Hill is optimistic about Islam in America, despite negative media attention or the focus on extremism. He doesn’t believe most Christians are prejudiced against Islam, though they are rightly concerned about the dangers posed by Islamist extremists. Still, Hill is concerned that “the temptation to fear that there is something in the DNA of Islam that is antithetical to religious freedom will grow to the extent that the headlines continue to be dominated by the violence and extremism of the Islamists.” Positive relationships can set a precedent for protecting the rights of the faithful and building better communities and strong families, according to Hill.
It’s Time to Find Common Ground
In the years to come, the potential for traditional Muslims and Christians to find common ground will increasingly come to the fore.
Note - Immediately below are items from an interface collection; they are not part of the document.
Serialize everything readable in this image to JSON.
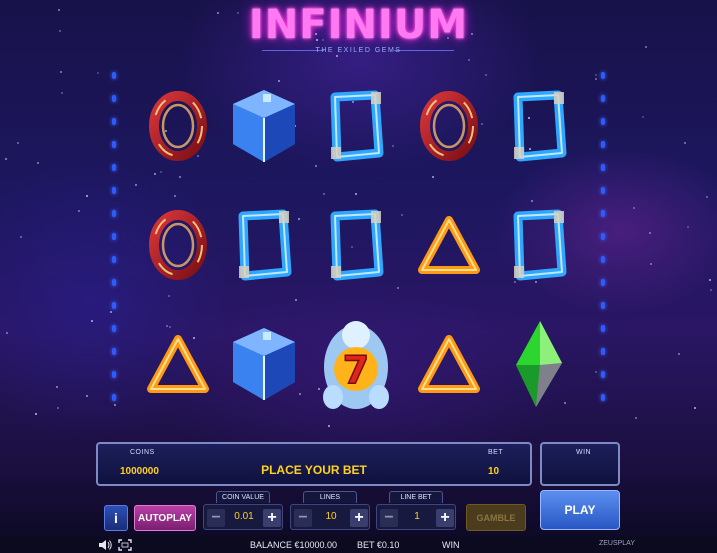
{
  "logo": {
    "title_big": "INFINIU",
    "title_end": "M",
    "subtitle": "THE EXILED GEMS"
  },
  "reels": [
    [
      "ring",
      "ring",
      "triangle"
    ],
    [
      "cube",
      "frame",
      "cube"
    ],
    [
      "frame",
      "frame",
      "seven"
    ],
    [
      "ring",
      "triangle",
      "triangle"
    ],
    [
      "frame",
      "frame",
      "green-gem"
    ]
  ],
  "panel": {
    "coins_label": "COINS",
    "coins_value": "1000000",
    "message": "PLACE YOUR BET",
    "bet_label": "BET",
    "bet_value": "10",
    "win_label": "WIN",
    "win_value": ""
  },
  "controls": {
    "info_label": "i",
    "autoplay_label": "AUTOPLAY",
    "coin_value_label": "COIN VALUE",
    "coin_value": "0.01",
    "lines_label": "LINES",
    "lines_value": "10",
    "line_bet_label": "LINE BET",
    "line_bet_value": "1",
    "gamble_label": "GAMBLE",
    "play_label": "PLAY",
    "minus": "−",
    "plus": "+"
  },
  "status": {
    "balance": "BALANCE €10000.00",
    "bet": "BET €0.10",
    "win": "WIN",
    "provider": "ZEUSPLAY"
  },
  "colors": {
    "accent_yellow": "#ffd21e",
    "play_blue": "#2857c4",
    "autoplay_pink": "#b93fa6",
    "gamble_disabled": "#4a3c1c"
  }
}
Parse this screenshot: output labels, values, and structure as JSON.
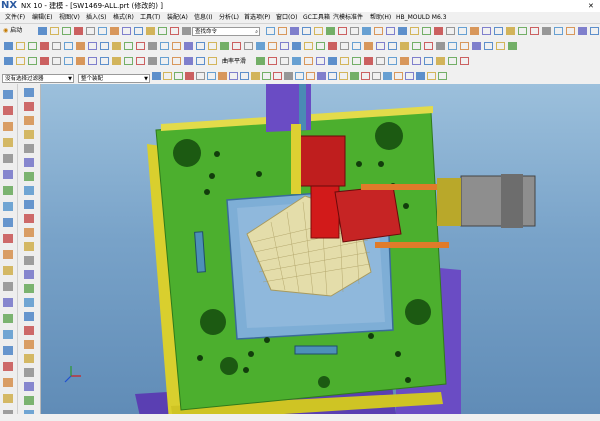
{
  "app": {
    "logo": "NX",
    "title": "NX 10 - 建模 - [SW1469-ALL.prt  (修改的) ]"
  },
  "menu": [
    "文件(F)",
    "编辑(E)",
    "视图(V)",
    "插入(S)",
    "格式(R)",
    "工具(T)",
    "装配(A)",
    "信息(I)",
    "分析(L)",
    "首选项(P)",
    "窗口(O)",
    "GC工具箱",
    "汽模标准件",
    "帮助(H)",
    "HB_MOULD M6.3"
  ],
  "toolbar": {
    "start_label": "启动",
    "search_placeholder": "查找命令",
    "sketch_label": "曲率平滑"
  },
  "filters": {
    "selection_filter": "没有选择过滤器",
    "assembly_scope": "整个装配"
  },
  "colors": {
    "viewport_bg": "#79a3c9",
    "mold_plate": "#4caf2e",
    "plate_yellow": "#d9cf2e",
    "purple": "#6a4cc4",
    "cylinder_red": "#d21a1a"
  },
  "icons": {
    "logo": "nx-logo-icon",
    "triad": "wcs-triad-icon"
  }
}
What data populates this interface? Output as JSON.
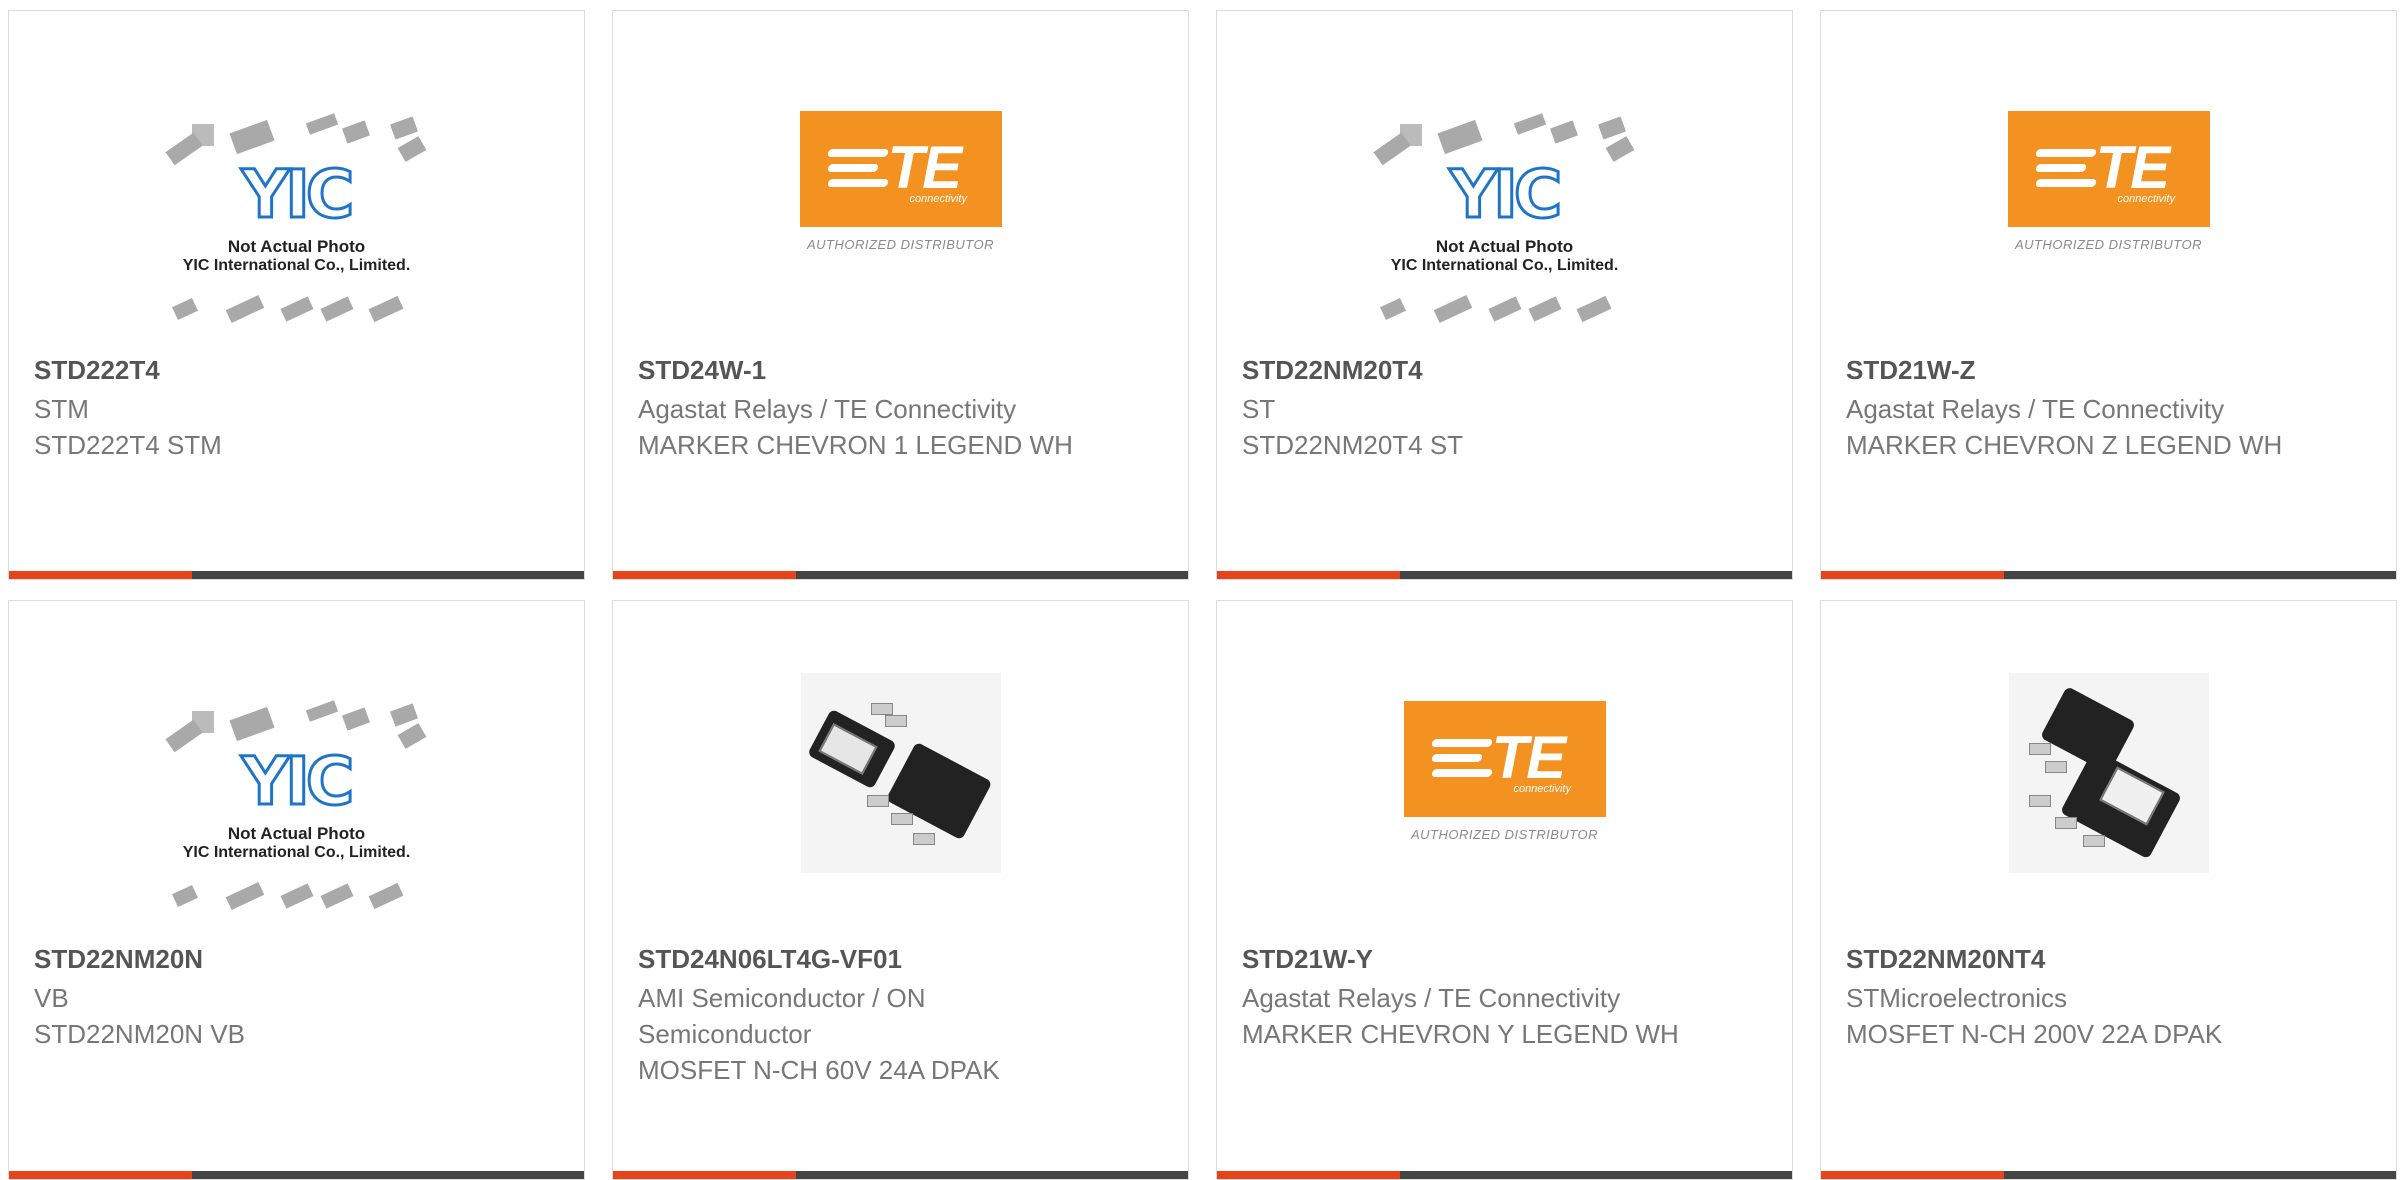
{
  "te_logo": {
    "mark": "TE",
    "sub": "connectivity",
    "authorized": "AUTHORIZED DISTRIBUTOR",
    "color": "#f39121"
  },
  "yic_placeholder": {
    "logo": "YIC",
    "caption_line1": "Not Actual Photo",
    "caption_line2": "YIC International Co., Limited."
  },
  "accent_color": "#e8441b",
  "products": [
    {
      "part_number": "STD222T4",
      "manufacturer": "STM",
      "description": "STD222T4 STM",
      "image": "yic-placeholder"
    },
    {
      "part_number": "STD24W-1",
      "manufacturer": "Agastat Relays / TE Connectivity",
      "description": "MARKER CHEVRON 1 LEGEND WH",
      "image": "te-logo"
    },
    {
      "part_number": "STD22NM20T4",
      "manufacturer": "ST",
      "description": "STD22NM20T4 ST",
      "image": "yic-placeholder"
    },
    {
      "part_number": "STD21W-Z",
      "manufacturer": "Agastat Relays / TE Connectivity",
      "description": "MARKER CHEVRON Z LEGEND WH",
      "image": "te-logo"
    },
    {
      "part_number": "STD22NM20N",
      "manufacturer": "VB",
      "description": "STD22NM20N VB",
      "image": "yic-placeholder"
    },
    {
      "part_number": "STD24N06LT4G-VF01",
      "manufacturer": "AMI Semiconductor / ON Semiconductor",
      "description": "MOSFET N-CH 60V 24A DPAK",
      "image": "dpak-photo"
    },
    {
      "part_number": "STD21W-Y",
      "manufacturer": "Agastat Relays / TE Connectivity",
      "description": "MARKER CHEVRON Y LEGEND WH",
      "image": "te-logo"
    },
    {
      "part_number": "STD22NM20NT4",
      "manufacturer": "STMicroelectronics",
      "description": "MOSFET N-CH 200V 22A DPAK",
      "image": "dpak-photo"
    }
  ]
}
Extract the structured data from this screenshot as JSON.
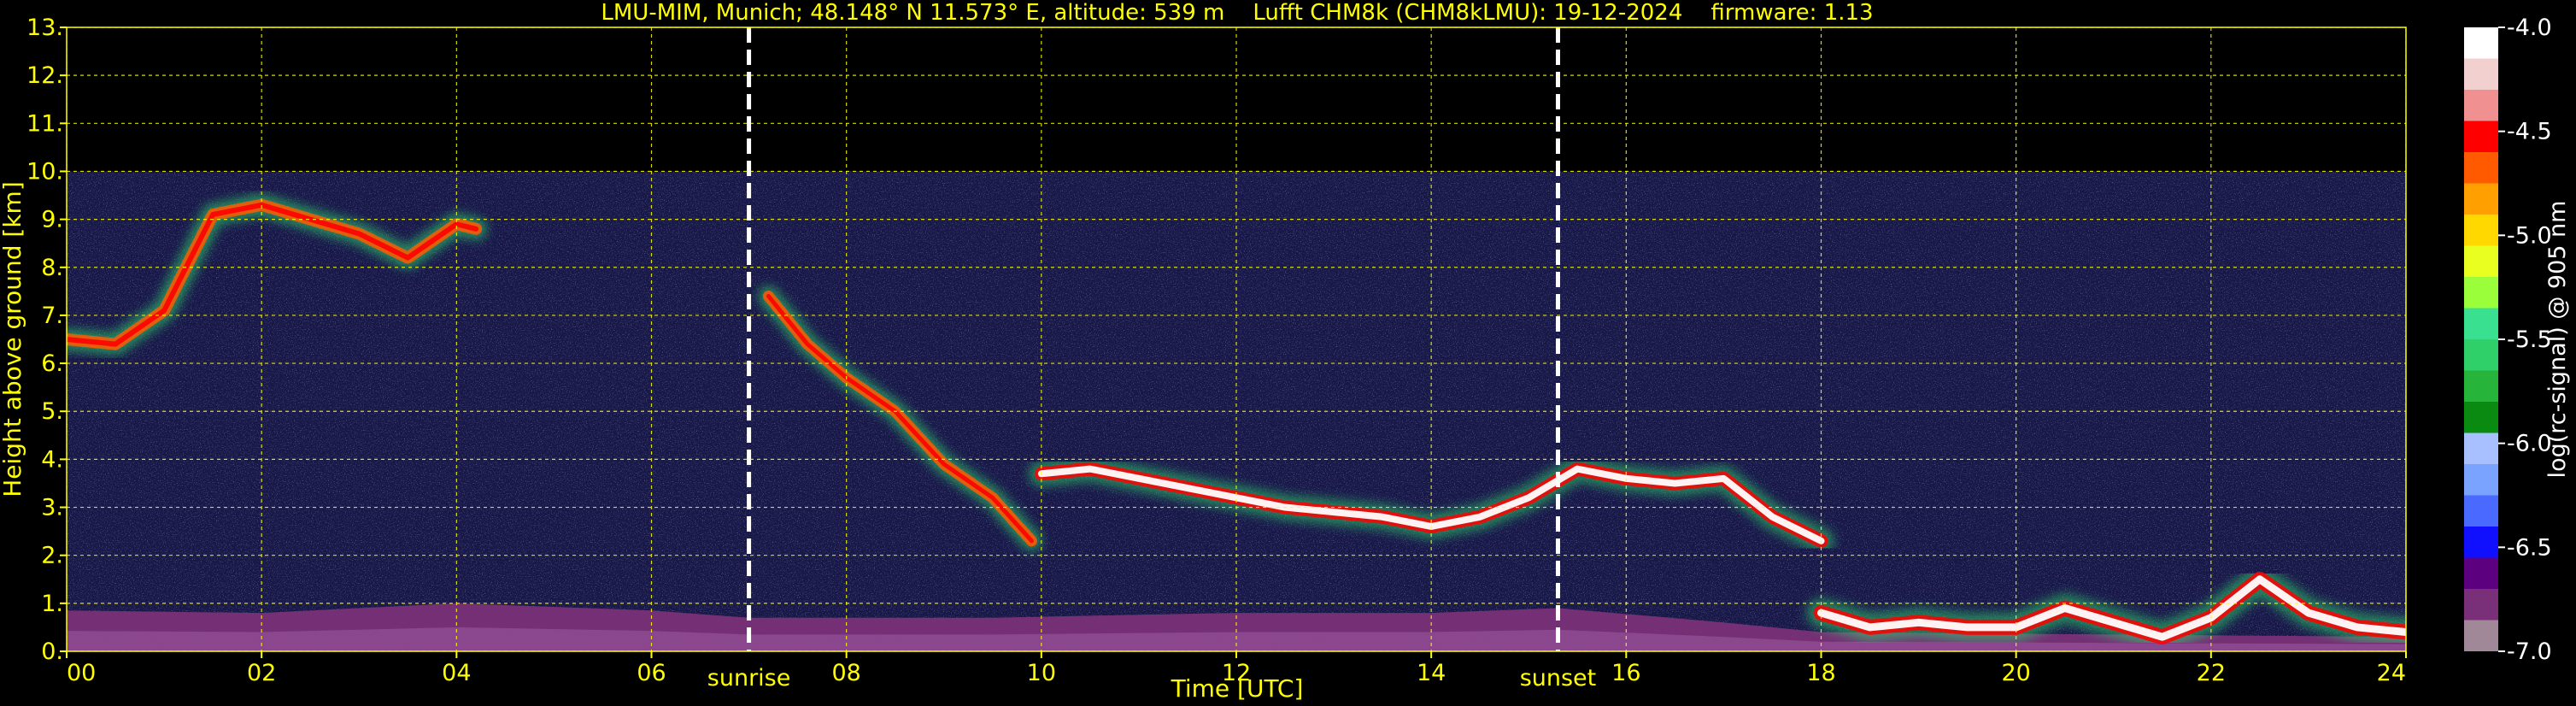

In facing a far more insidious, wide-ranging and powerful extremism in the form of secular fanaticism and the embrace of scientism and nihilism, many Westerners may come to realize that Islam is not the enemy they thought. As for the Muslims, jihadism and progressivism are not the only choices. In fact, “both paths lead to exit doors from the religion.”
Christian cultural conservatives in America need to begin leaving behind institutional, brand-name conservatism and its facile anti-Muslim undercurrents if they want traditional life to have a chance. They would be well advised to partner with conservative Muslims and others who share their views on life, work, family, and the virtuous society. Muslims would also well advised to leave behind their lockstep alliance with the social justice left.
It’s time to start working together with people who are serious about promoting human flourishing. Those who are interested in real efforts toward a better way of life, who wish to promote the good and forbid the evil, should leave behind reactionary, oppositional thinking and help create worthwhile, respectful dialogue between Muslims and Christians.
Paul Rowan Brian is a freelance journalist who writes on culture, religion and politics. He’s reported for Reuters, BBC and Foreign Policy and contributed to The Hill, The American Conservative, The Federalist and The Week. You can find him on Twitter @paulrbrian or visit his website at www.paulrbrian.com.